[Data items]
- - -

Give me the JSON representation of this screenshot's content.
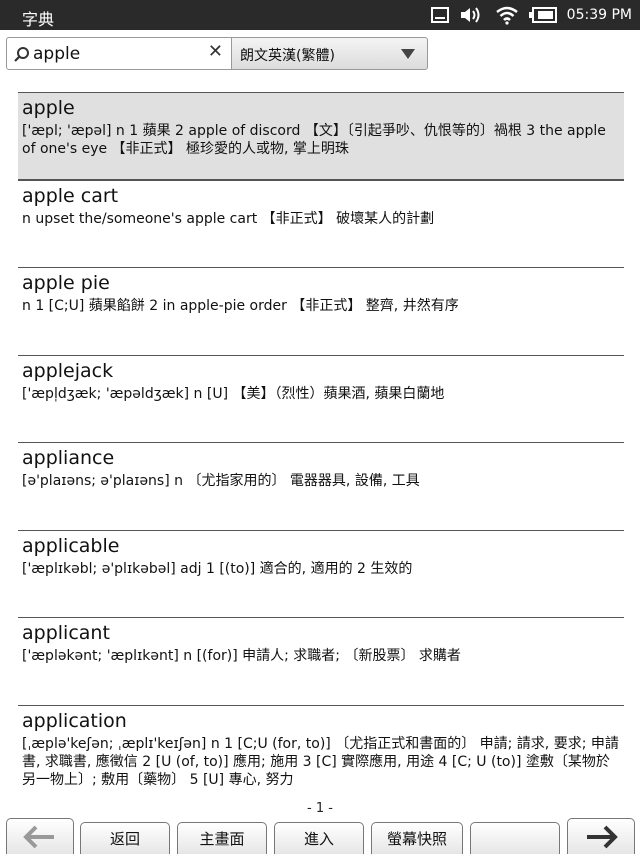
{
  "status_bar": {
    "app_title": "字典",
    "time": "05:39 PM"
  },
  "search": {
    "query": "apple",
    "dictionary": "朗文英漢(繁體)"
  },
  "entries": [
    {
      "word": "apple",
      "definition": "['æpl; 'æpəl] n 1 蘋果 2 apple of discord 【文】〔引起爭吵、仇恨等的〕禍根 3 the apple of one's eye 【非正式】 極珍愛的人或物, 掌上明珠"
    },
    {
      "word": "apple cart",
      "definition": "n upset the/someone's apple cart 【非正式】 破壞某人的計劃"
    },
    {
      "word": "apple pie",
      "definition": "n 1 [C;U] 蘋果餡餅 2 in apple-pie order 【非正式】 整齊, 井然有序"
    },
    {
      "word": "applejack",
      "definition": "['æpl̩dʒæk; 'æpəldʒæk] n [U] 【美】（烈性）蘋果酒, 蘋果白蘭地"
    },
    {
      "word": "appliance",
      "definition": "[ə'plaɪəns; ə'plaɪəns] n 〔尤指家用的〕 電器器具, 設備, 工具"
    },
    {
      "word": "applicable",
      "definition": "['æplɪkəbl; ə'plɪkəbəl] adj 1 [(to)] 適合的, 適用的 2 生效的"
    },
    {
      "word": "applicant",
      "definition": "['æpləkənt; 'æplɪkənt] n [(for)] 申請人; 求職者; 〔新股票〕 求購者"
    },
    {
      "word": "application",
      "definition": "[ˌæplə'keʃən; ˌæplɪ'keɪʃən] n 1 [C;U (for, to)] 〔尤指正式和書面的〕 申請; 請求, 要求; 申請書, 求職書, 應徵信 2 [U (of, to)] 應用; 施用 3 [C] 實際應用, 用途 4 [C; U (to)] 塗敷〔某物於另一物上〕; 敷用〔藥物〕 5 [U] 專心, 努力"
    }
  ],
  "page_number": "- 1 -",
  "bottom_nav": {
    "back_label": "返回",
    "home_label": "主畫面",
    "enter_label": "進入",
    "screenshot_label": "螢幕快照",
    "blank_label": ""
  }
}
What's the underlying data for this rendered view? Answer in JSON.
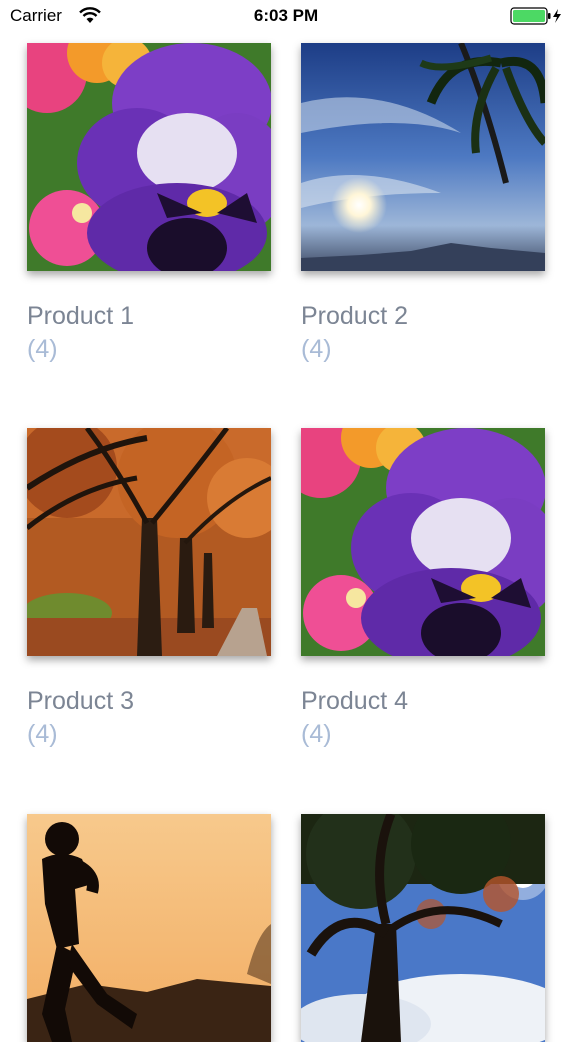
{
  "status_bar": {
    "carrier": "Carrier",
    "time": "6:03 PM",
    "wifi_icon": "wifi-icon",
    "battery_icon": "battery-charging-icon",
    "battery_color": "#4cd964"
  },
  "products": [
    {
      "name": "Product 1",
      "count": "(4)",
      "image": "pansy-flower"
    },
    {
      "name": "Product 2",
      "count": "(4)",
      "image": "palm-sky-sunset"
    },
    {
      "name": "Product 3",
      "count": "(4)",
      "image": "autumn-trees"
    },
    {
      "name": "Product 4",
      "count": "(4)",
      "image": "pansy-flower"
    },
    {
      "name": "",
      "count": "",
      "image": "runner-silhouette"
    },
    {
      "name": "",
      "count": "",
      "image": "tree-sky"
    }
  ],
  "colors": {
    "name_text": "#7c8594",
    "count_text": "#a9bbd6"
  }
}
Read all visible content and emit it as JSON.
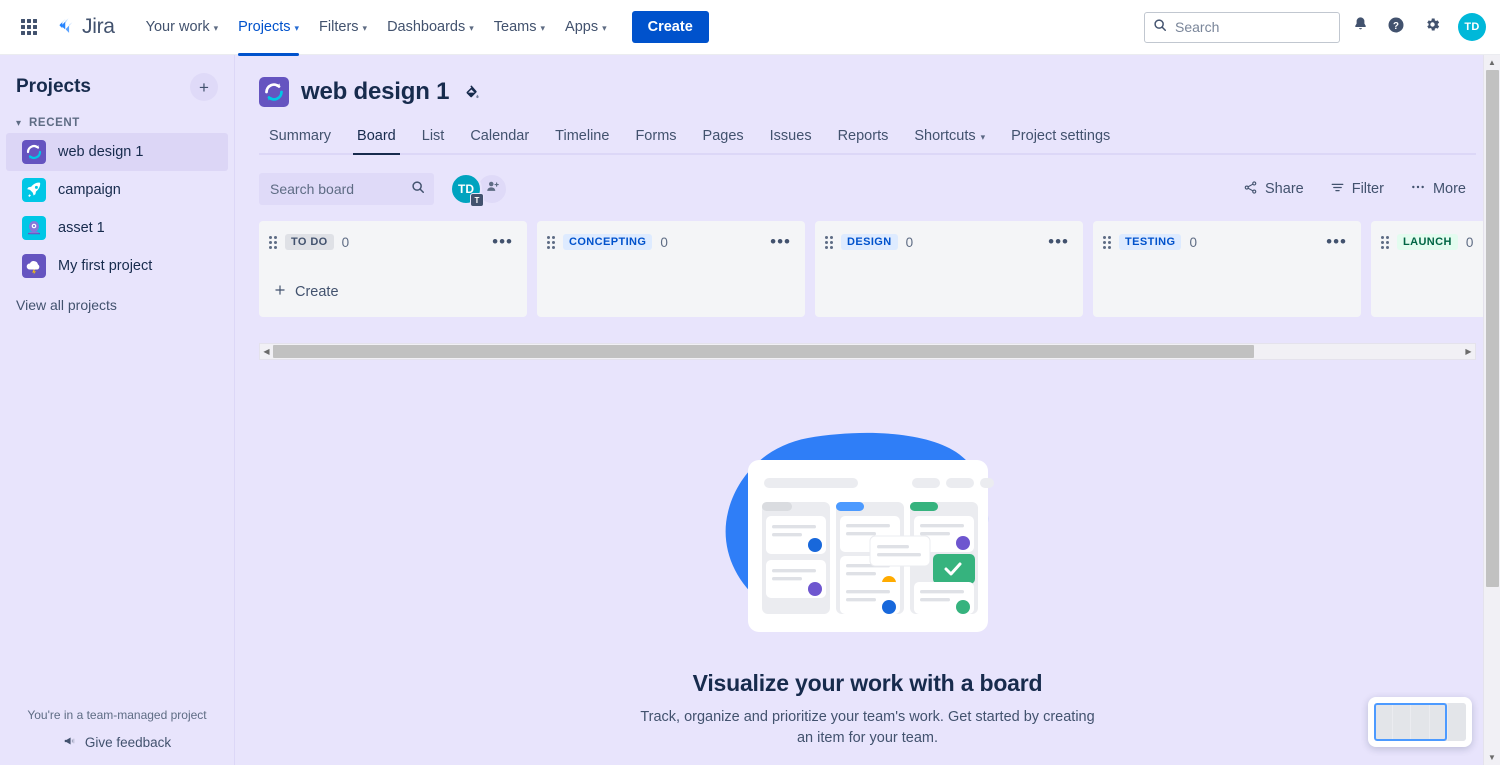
{
  "topnav": {
    "apps_grid_icon": "grid-icon",
    "brand": "Jira",
    "items": [
      {
        "label": "Your work",
        "has_caret": true,
        "active": false
      },
      {
        "label": "Projects",
        "has_caret": true,
        "active": true
      },
      {
        "label": "Filters",
        "has_caret": true,
        "active": false
      },
      {
        "label": "Dashboards",
        "has_caret": true,
        "active": false
      },
      {
        "label": "Teams",
        "has_caret": true,
        "active": false
      },
      {
        "label": "Apps",
        "has_caret": true,
        "active": false
      }
    ],
    "create_label": "Create",
    "search_placeholder": "Search",
    "search_value": "",
    "notifications_icon": "bell-icon",
    "help_icon": "help-circle-icon",
    "settings_icon": "gear-icon",
    "avatar_initials": "TD",
    "avatar_color": "#00B8D9"
  },
  "sidebar": {
    "title": "Projects",
    "add_label": "+",
    "section_label": "RECENT",
    "items": [
      {
        "label": "web design 1",
        "selected": true,
        "icon": "project-icon-refresh",
        "bg": "#6554C0"
      },
      {
        "label": "campaign",
        "selected": false,
        "icon": "project-icon-rocket",
        "bg": "#00C7E6"
      },
      {
        "label": "asset 1",
        "selected": false,
        "icon": "project-icon-alien",
        "bg": "#00C7E6"
      },
      {
        "label": "My first project",
        "selected": false,
        "icon": "project-icon-cloud",
        "bg": "#6554C0"
      }
    ],
    "view_all": "View all projects",
    "footer_note": "You're in a team-managed project",
    "feedback_label": "Give feedback",
    "feedback_icon": "megaphone-icon"
  },
  "project": {
    "name": "web design 1",
    "icon": "project-icon-refresh",
    "paint_icon": "paint-bucket-icon",
    "tabs": [
      {
        "label": "Summary",
        "active": false,
        "has_caret": false
      },
      {
        "label": "Board",
        "active": true,
        "has_caret": false
      },
      {
        "label": "List",
        "active": false,
        "has_caret": false
      },
      {
        "label": "Calendar",
        "active": false,
        "has_caret": false
      },
      {
        "label": "Timeline",
        "active": false,
        "has_caret": false
      },
      {
        "label": "Forms",
        "active": false,
        "has_caret": false
      },
      {
        "label": "Pages",
        "active": false,
        "has_caret": false
      },
      {
        "label": "Issues",
        "active": false,
        "has_caret": false
      },
      {
        "label": "Reports",
        "active": false,
        "has_caret": false
      },
      {
        "label": "Shortcuts",
        "active": false,
        "has_caret": true
      },
      {
        "label": "Project settings",
        "active": false,
        "has_caret": false
      }
    ]
  },
  "board_toolbar": {
    "search_placeholder": "Search board",
    "search_value": "",
    "search_icon": "search-icon",
    "member_avatar": {
      "initials": "TD",
      "badge": "T",
      "color": "#00A3BF"
    },
    "add_people_icon": "add-person-icon",
    "actions": [
      {
        "label": "Share",
        "icon": "share-icon"
      },
      {
        "label": "Filter",
        "icon": "filter-icon"
      },
      {
        "label": "More",
        "icon": "more-horizontal-icon"
      }
    ]
  },
  "board": {
    "create_label": "Create",
    "columns": [
      {
        "name": "TO DO",
        "count": "0",
        "badge_bg": "#DFE1E6",
        "badge_fg": "#42526E",
        "show_create": true,
        "partial": false
      },
      {
        "name": "CONCEPTING",
        "count": "0",
        "badge_bg": "#DEEBFF",
        "badge_fg": "#0052CC",
        "show_create": false,
        "partial": false
      },
      {
        "name": "DESIGN",
        "count": "0",
        "badge_bg": "#DEEBFF",
        "badge_fg": "#0052CC",
        "show_create": false,
        "partial": false
      },
      {
        "name": "TESTING",
        "count": "0",
        "badge_bg": "#DEEBFF",
        "badge_fg": "#0052CC",
        "show_create": false,
        "partial": false
      },
      {
        "name": "LAUNCH",
        "count": "0",
        "badge_bg": "#E3FCEF",
        "badge_fg": "#006644",
        "show_create": false,
        "partial": true
      }
    ],
    "column_menu_icon": "more-horizontal-icon",
    "drag_handle_icon": "drag-handle-icon"
  },
  "empty_state": {
    "illustration": "board-illustration",
    "title": "Visualize your work with a board",
    "subtitle": "Track, organize and prioritize your team's work. Get started by creating an item for your team."
  },
  "minimap": {
    "name": "board-minimap",
    "columns": 5,
    "viewport_percent": 79
  },
  "scrollbars": {
    "horizontal": {
      "thumb_percent": 82.5,
      "left_arrow": "chevron-left-icon",
      "right_arrow": "chevron-right-icon"
    },
    "vertical": {
      "thumb_percent": 76,
      "up_arrow": "chevron-up-icon",
      "down_arrow": "chevron-down-icon"
    }
  },
  "colors": {
    "brand_blue": "#0052CC",
    "page_bg": "#E8E4FC",
    "column_bg": "#F4F5F7",
    "text": "#172B4D",
    "subtle_text": "#42526E"
  }
}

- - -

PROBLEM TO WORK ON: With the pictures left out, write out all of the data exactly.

TASK SOLUTION:
Give me the JSON representation of this screenshot's content.
{
  "status_bar": {
    "app_title": "字典",
    "time": "05:39 PM"
  },
  "search": {
    "query": "apple",
    "dictionary": "朗文英漢(繁體)"
  },
  "entries": [
    {
      "word": "apple",
      "definition": "['æpl; 'æpəl] n 1 蘋果 2 apple of discord 【文】〔引起爭吵、仇恨等的〕禍根 3 the apple of one's eye 【非正式】 極珍愛的人或物, 掌上明珠"
    },
    {
      "word": "apple cart",
      "definition": "n upset the/someone's apple cart 【非正式】 破壞某人的計劃"
    },
    {
      "word": "apple pie",
      "definition": "n 1 [C;U] 蘋果餡餅 2 in apple-pie order 【非正式】 整齊, 井然有序"
    },
    {
      "word": "applejack",
      "definition": "['æpl̩dʒæk; 'æpəldʒæk] n [U] 【美】（烈性）蘋果酒, 蘋果白蘭地"
    },
    {
      "word": "appliance",
      "definition": "[ə'plaɪəns; ə'plaɪəns] n 〔尤指家用的〕 電器器具, 設備, 工具"
    },
    {
      "word": "applicable",
      "definition": "['æplɪkəbl; ə'plɪkəbəl] adj 1 [(to)] 適合的, 適用的 2 生效的"
    },
    {
      "word": "applicant",
      "definition": "['æpləkənt; 'æplɪkənt] n [(for)] 申請人; 求職者; 〔新股票〕 求購者"
    },
    {
      "word": "application",
      "definition": "[ˌæplə'keʃən; ˌæplɪ'keɪʃən] n 1 [C;U (for, to)] 〔尤指正式和書面的〕 申請; 請求, 要求; 申請書, 求職書, 應徵信 2 [U (of, to)] 應用; 施用 3 [C] 實際應用, 用途 4 [C; U (to)] 塗敷〔某物於另一物上〕; 敷用〔藥物〕 5 [U] 專心, 努力"
    }
  ],
  "page_number": "- 1 -",
  "bottom_nav": {
    "back_label": "返回",
    "home_label": "主畫面",
    "enter_label": "進入",
    "screenshot_label": "螢幕快照",
    "blank_label": ""
  }
}
What's the underlying data for this rendered view? Answer in JSON.
{
  "status_bar": {
    "carrier": "Carrier",
    "time": "6:03 PM",
    "wifi_icon": "wifi-icon",
    "battery_icon": "battery-charging-icon",
    "battery_color": "#4cd964"
  },
  "products": [
    {
      "name": "Product 1",
      "count": "(4)",
      "image": "pansy-flower"
    },
    {
      "name": "Product 2",
      "count": "(4)",
      "image": "palm-sky-sunset"
    },
    {
      "name": "Product 3",
      "count": "(4)",
      "image": "autumn-trees"
    },
    {
      "name": "Product 4",
      "count": "(4)",
      "image": "pansy-flower"
    },
    {
      "name": "",
      "count": "",
      "image": "runner-silhouette"
    },
    {
      "name": "",
      "count": "",
      "image": "tree-sky"
    }
  ],
  "colors": {
    "name_text": "#7c8594",
    "count_text": "#a9bbd6"
  }
}
Read all visible content and emit it as JSON.
{
  "topnav": {
    "apps_grid_icon": "grid-icon",
    "brand": "Jira",
    "items": [
      {
        "label": "Your work",
        "has_caret": true,
        "active": false
      },
      {
        "label": "Projects",
        "has_caret": true,
        "active": true
      },
      {
        "label": "Filters",
        "has_caret": true,
        "active": false
      },
      {
        "label": "Dashboards",
        "has_caret": true,
        "active": false
      },
      {
        "label": "Teams",
        "has_caret": true,
        "active": false
      },
      {
        "label": "Apps",
        "has_caret": true,
        "active": false
      }
    ],
    "create_label": "Create",
    "search_placeholder": "Search",
    "search_value": "",
    "notifications_icon": "bell-icon",
    "help_icon": "help-circle-icon",
    "settings_icon": "gear-icon",
    "avatar_initials": "TD",
    "avatar_color": "#00B8D9"
  },
  "sidebar": {
    "title": "Projects",
    "add_label": "+",
    "section_label": "RECENT",
    "items": [
      {
        "label": "web design 1",
        "selected": true,
        "icon": "project-icon-refresh",
        "bg": "#6554C0"
      },
      {
        "label": "campaign",
        "selected": false,
        "icon": "project-icon-rocket",
        "bg": "#00C7E6"
      },
      {
        "label": "asset 1",
        "selected": false,
        "icon": "project-icon-alien",
        "bg": "#00C7E6"
      },
      {
        "label": "My first project",
        "selected": false,
        "icon": "project-icon-cloud",
        "bg": "#6554C0"
      }
    ],
    "view_all": "View all projects",
    "footer_note": "You're in a team-managed project",
    "feedback_label": "Give feedback",
    "feedback_icon": "megaphone-icon"
  },
  "project": {
    "name": "web design 1",
    "icon": "project-icon-refresh",
    "paint_icon": "paint-bucket-icon",
    "tabs": [
      {
        "label": "Summary",
        "active": false,
        "has_caret": false
      },
      {
        "label": "Board",
        "active": true,
        "has_caret": false
      },
      {
        "label": "List",
        "active": false,
        "has_caret": false
      },
      {
        "label": "Calendar",
        "active": false,
        "has_caret": false
      },
      {
        "label": "Timeline",
        "active": false,
        "has_caret": false
      },
      {
        "label": "Forms",
        "active": false,
        "has_caret": false
      },
      {
        "label": "Pages",
        "active": false,
        "has_caret": false
      },
      {
        "label": "Issues",
        "active": false,
        "has_caret": false
      },
      {
        "label": "Reports",
        "active": false,
        "has_caret": false
      },
      {
        "label": "Shortcuts",
        "active": false,
        "has_caret": true
      },
      {
        "label": "Project settings",
        "active": false,
        "has_caret": false
      }
    ]
  },
  "board_toolbar": {
    "search_placeholder": "Search board",
    "search_value": "",
    "search_icon": "search-icon",
    "member_avatar": {
      "initials": "TD",
      "badge": "T",
      "color": "#00A3BF"
    },
    "add_people_icon": "add-person-icon",
    "actions": [
      {
        "label": "Share",
        "icon": "share-icon"
      },
      {
        "label": "Filter",
        "icon": "filter-icon"
      },
      {
        "label": "More",
        "icon": "more-horizontal-icon"
      }
    ]
  },
  "board": {
    "create_label": "Create",
    "columns": [
      {
        "name": "TO DO",
        "count": "0",
        "badge_bg": "#DFE1E6",
        "badge_fg": "#42526E",
        "show_create": true,
        "partial": false
      },
      {
        "name": "CONCEPTING",
        "count": "0",
        "badge_bg": "#DEEBFF",
        "badge_fg": "#0052CC",
        "show_create": false,
        "partial": false
      },
      {
        "name": "DESIGN",
        "count": "0",
        "badge_bg": "#DEEBFF",
        "badge_fg": "#0052CC",
        "show_create": false,
        "partial": false
      },
      {
        "name": "TESTING",
        "count": "0",
        "badge_bg": "#DEEBFF",
        "badge_fg": "#0052CC",
        "show_create": false,
        "partial": false
      },
      {
        "name": "LAUNCH",
        "count": "0",
        "badge_bg": "#E3FCEF",
        "badge_fg": "#006644",
        "show_create": false,
        "partial": true
      }
    ],
    "column_menu_icon": "more-horizontal-icon",
    "drag_handle_icon": "drag-handle-icon"
  },
  "empty_state": {
    "illustration": "board-illustration",
    "title": "Visualize your work with a board",
    "subtitle": "Track, organize and prioritize your team's work. Get started by creating an item for your team."
  },
  "minimap": {
    "name": "board-minimap",
    "columns": 5,
    "viewport_percent": 79
  },
  "scrollbars": {
    "horizontal": {
      "thumb_percent": 82.5,
      "left_arrow": "chevron-left-icon",
      "right_arrow": "chevron-right-icon"
    },
    "vertical": {
      "thumb_percent": 76,
      "up_arrow": "chevron-up-icon",
      "down_arrow": "chevron-down-icon"
    }
  },
  "colors": {
    "brand_blue": "#0052CC",
    "page_bg": "#E8E4FC",
    "column_bg": "#F4F5F7",
    "text": "#172B4D",
    "subtle_text": "#42526E"
  }
}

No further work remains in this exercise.